The Collected Poems went onto the shelf for a long mid-life hiatus. Secure with the balance of public and personal knowledge in my life, Stevens then seemed to me excessively abstract, even deliberately obfuscating. The poetry I chose to read was more immediately sensual, celebratory, transparent. My most thumbed book, I suppose, was the New and Selected Poems of Mary Oliver.
But Stevens' big red volume was always close at hand, and as I enter the golden years his late poems to speak to me again as the balance in my life tips toward personal knowledge, from action to contemplation. All I want is what Stevens' asked of the lifelong body of his work -- that "in the poverty of their words" they contain some honest intuition of the world of which they were a part.

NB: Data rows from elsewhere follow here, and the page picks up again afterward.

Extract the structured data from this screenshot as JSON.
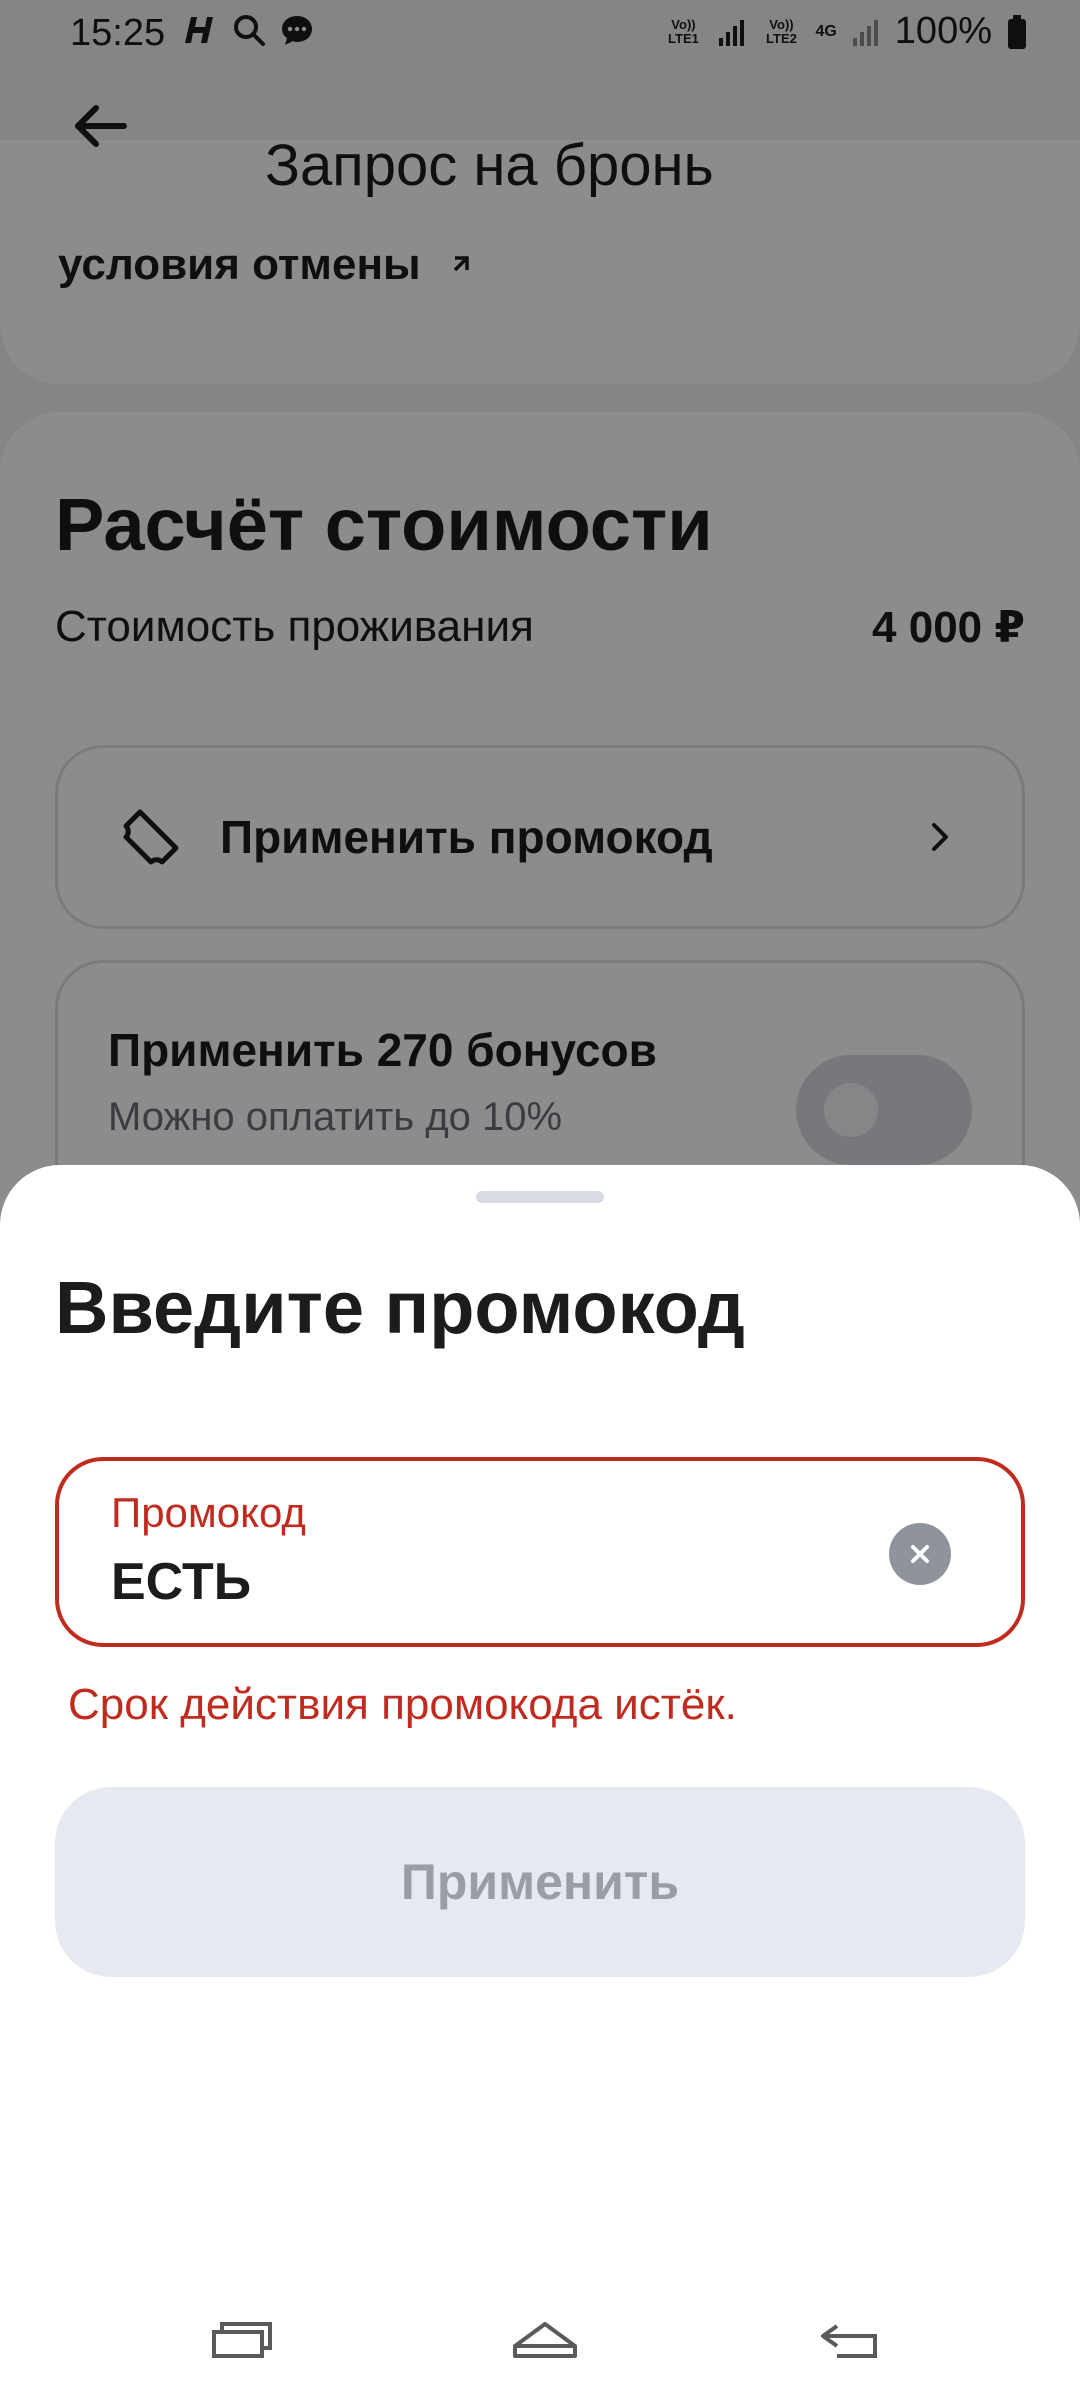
{
  "status_bar": {
    "time": "15:25",
    "sim1": "Vo)) LTE1",
    "sim2": "Vo)) LTE2",
    "net": "4G",
    "battery": "100%"
  },
  "header": {
    "title": "Запрос на бронь"
  },
  "cancel_conditions": {
    "label": "условия отмены"
  },
  "cost": {
    "title": "Расчёт стоимости",
    "row_label": "Стоимость проживания",
    "row_value": "4 000 ₽",
    "promo_row_label": "Применить промокод",
    "bonus_title": "Применить 270 бонусов",
    "bonus_subtitle": "Можно оплатить до 10%",
    "bonus_enabled": false
  },
  "sheet": {
    "title": "Введите промокод",
    "field_label": "Промокод",
    "field_value": "ЕСТЬ",
    "error": "Срок действия промокода истёк.",
    "apply_label": "Применить"
  },
  "colors": {
    "error": "#c02b1f",
    "disabled_button_bg": "#e6e8f2",
    "disabled_button_text": "#9a9da6"
  },
  "icons": [
    "back-arrow-icon",
    "chevron-right-icon",
    "ticket-icon",
    "clear-icon",
    "recent-apps-icon",
    "home-icon",
    "nav-back-icon"
  ]
}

Was there in all my years of engaging with the natural world some firm perception of the real? Did the balance I achieved between public and personal knowledge rest aptly on its fulcrum. Did my words catch some kernel of the thing itself, some echo of that "scrawny cry from outside." I hope so. If not, it's too late to do anything about it now. It is time for "The Final Soliloquy of the Interior Paramour":

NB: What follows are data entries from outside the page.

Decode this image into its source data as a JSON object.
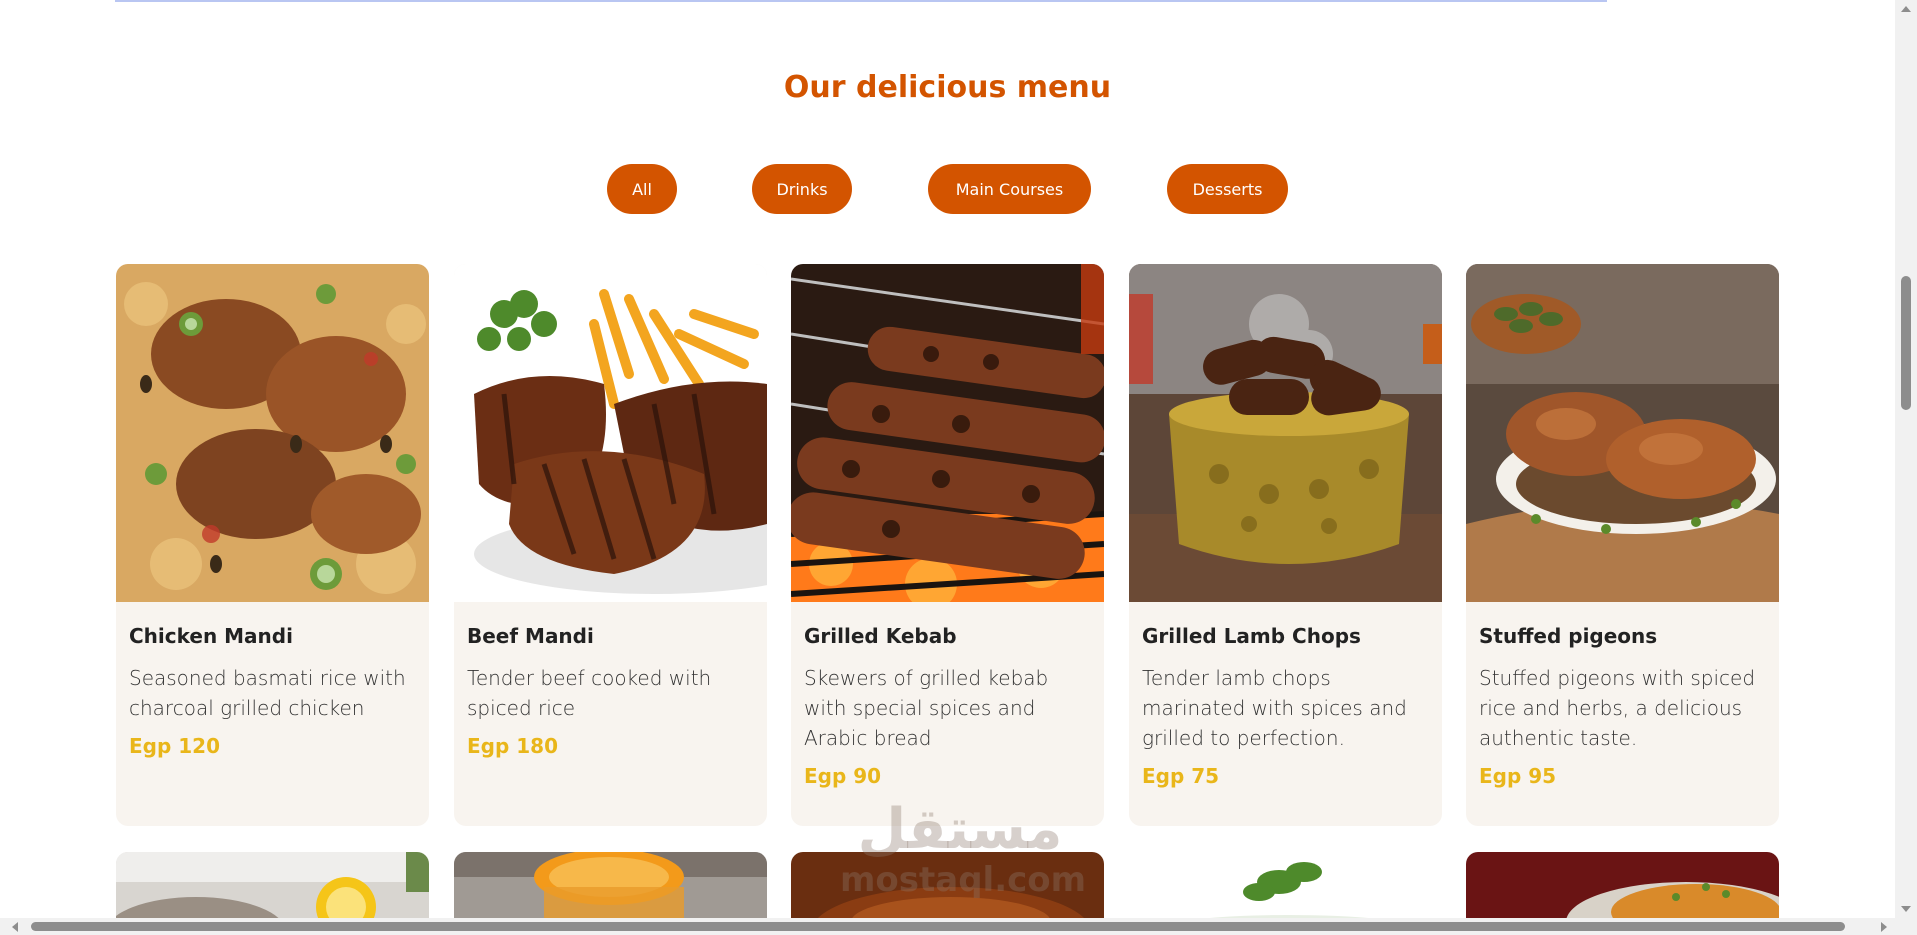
{
  "menu": {
    "title": "Our delicious menu",
    "filters": [
      "All",
      "Drinks",
      "Main Courses",
      "Desserts"
    ],
    "items": [
      {
        "name": "Chicken Mandi",
        "description": "Seasoned basmati rice with charcoal grilled chicken",
        "price": "Egp 120"
      },
      {
        "name": "Beef Mandi",
        "description": "Tender beef cooked with spiced rice",
        "price": "Egp 180"
      },
      {
        "name": "Grilled Kebab",
        "description": "Skewers of grilled kebab with special spices and Arabic bread",
        "price": "Egp 90"
      },
      {
        "name": "Grilled Lamb Chops",
        "description": "Tender lamb chops marinated with spices and grilled to perfection.",
        "price": "Egp 75"
      },
      {
        "name": "Stuffed pigeons",
        "description": "Stuffed pigeons with spiced rice and herbs, a delicious authentic taste.",
        "price": "Egp 95"
      }
    ]
  },
  "colors": {
    "accent": "#d35400",
    "price": "#e9b61a",
    "card_bg": "#f8f4ef"
  },
  "watermark": {
    "arabic": "مستقل",
    "latin": "mostaql.com"
  }
}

Light the first light of evening, as in a room
In which we rest and, for small reason, think
The world imagined is the ultimate good.
This is, therefore, the intensest rendezvous.
It is in that thought that we collect ourselves,
Out of all the indifferences, into one thing:
Within a single thing, a single shawl
Wrapped tightly round us, since we are poor, a warmth,
A light, a power, the miraculous influence.
Here, now, we forget each other and ourselves.
We feel the obscurity of an order, a whole,
A knowledge, that which arranged the rendezvous.
Within its vital boundary, in the mind.
We say God and the imagination are one...
How high that highest candle lights the dark.
Out of this same light, out of the central mind,
We make a dwelling in the evening air,
In which being there together is enough.